If you take the belief that the NEC must have the flexibility to impose a freeze date of its choosing, it could arbitrarily decide that it would bar all new entrants post 2000 from voting in the current election, only for it to be ratified at conference. This would be clearly ludicrous. One could argue that a quarter of the membership joining after June 24th could have been legitimately barred as they might be ‘entryists’ in response to an imminent leadership election (which nobody knew about at on June 24th); or you could equally argue that such new entrants were enthused about joining the Labour Party in solidarity with a leader who was beginning to crystallise a response to the result of the EU referendum. As English law, in keeping with our current European obligations, believes firmly in the presumption of innocence, it can’t be taken as red that this new membership definitely is ‘entryist’ and wants to throw the election. That is why Tom Watson MP’s letter to Jeremy Corbyn MP, citing Richard Angell’s book review of ‘Militant’ by Michael Crick, is so timely and significant.
Anisimic was a classic case from the House of Lords which gave the courts jurisdiction to examine contracts if there had been an err in the law. Now we know that there is a view that there has been a fundamental breach of contract in taking the money of new members of Labour without giving them voting rights. In this regard, it would have possibly been easier to argue that voting rights, whatever the other ‘dividing lines’ for membership, were pretty inalienable. But the flexibility afforded to the NEC dangerously might set the precedent that the NEC is in effect above the English law, and free to breach its own contract with members.

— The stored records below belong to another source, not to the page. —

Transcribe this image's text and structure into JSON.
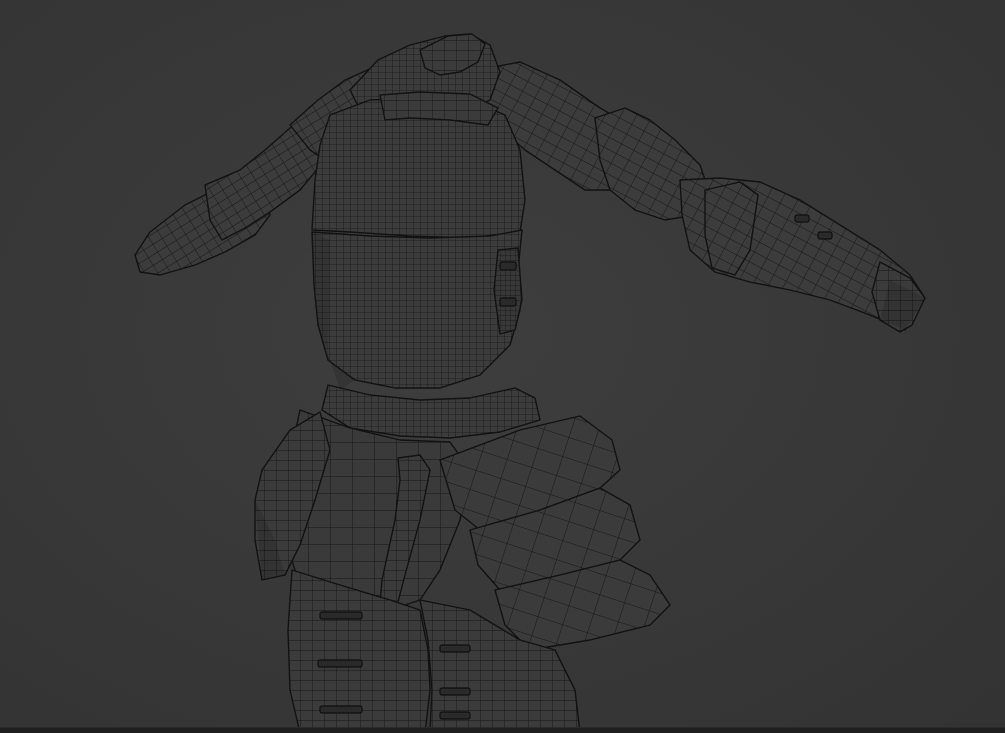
{
  "viewport": {
    "background_color": "#3a3a3a",
    "mesh_fill_color": "#3b3b3b",
    "mesh_shadow_color": "#323232",
    "wire_color": "#141414",
    "shading": "wireframe-on-solid",
    "subject": "armor-mesh"
  }
}
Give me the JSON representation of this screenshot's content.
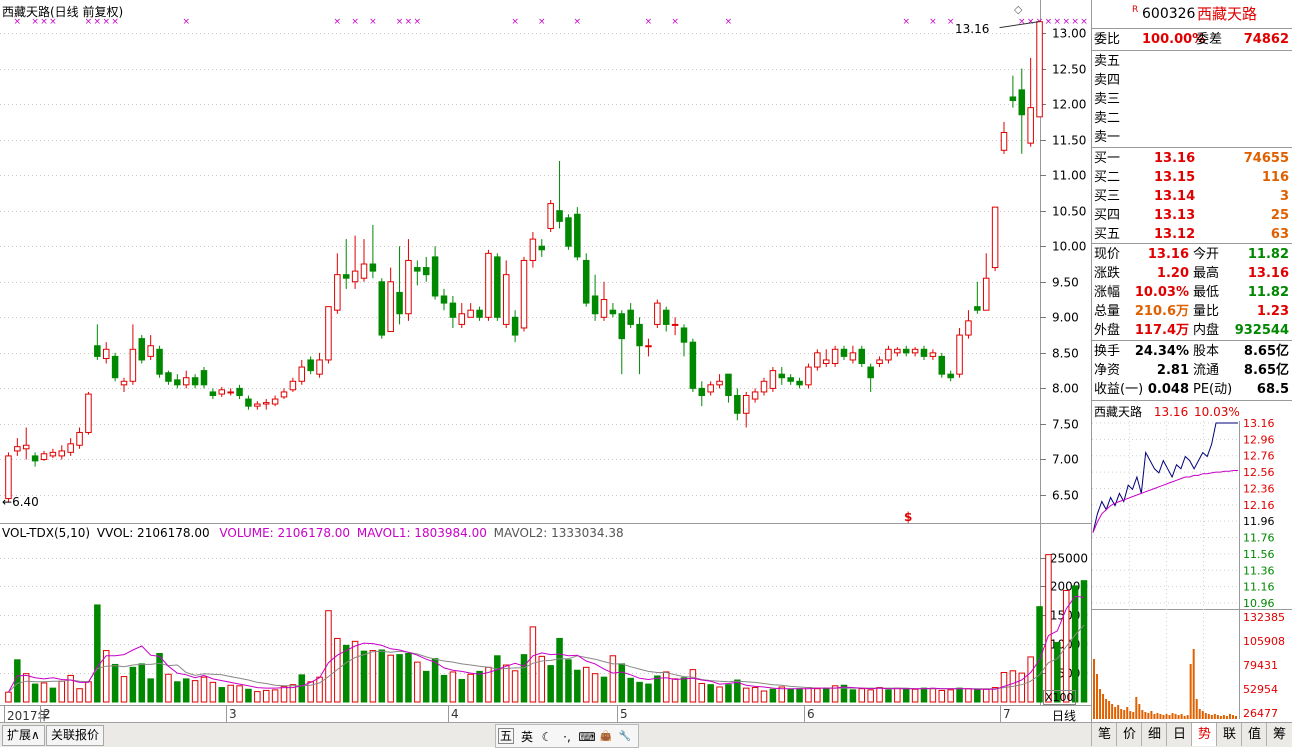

So in summary the Labour Parliamentary Labour Party have acted in a totally disgusting way. Labour MPs are sitting on their hands, silent in #pmqs, totally unsupportive of the Leader of the Opposition, not even bothering to turn up to key debates, such as John McDonnell’s economics debate. They think that they can bully Corbyn into resigning, whereas Corbyn is under no obligation to resign. They humiliate Corbyn in TV studios, alleging that he is a psychopath who is quite unable of rustling up followership at the drop of the hat, rather than producing policy. They then try to stop Corbyn from defending his own leadership in an election. And then the Labour NEC tries to stop a whole swathe of new members from voting – loses, and then uses monies, perhaps including members’ own monies, to defend the case at vast cost. Then Owen Smith MP puts in a putrid performance in Gateshead, where he says he must return to the back benches rather than joining Corbyn, if he won, in fighting the Conservatives, whenever the election is called.
Smith’s political manner was vulgar, aggressive and offensive towards Corbyn; and the content of his answers ubiquitously intellectually void of any calibre. Owen Smith MP by no stretch of the imagination is leadership material for Labour. As somebody I trust totally called it yesterday, “Owen Smith MP’s politics are in a charisma-free zone.”
But this, as I’ve said before, is desperate stuff from a putrid Labour PLP and the true entryists, ‘influential’ people pulling the strings from afar for example as in the Big 4 accountancy firms. It is tragic that the Labour parliamentary party is so intent on wrecking itself, rather than fighting the Conservatives on key issues. A system of open primaries would however ensure that we have Labour candidates who are fit for purpose, and we know that the vast majority of the constituency Labour Party divisions have voted for Jeremy Corbyn not Owen Smith MP.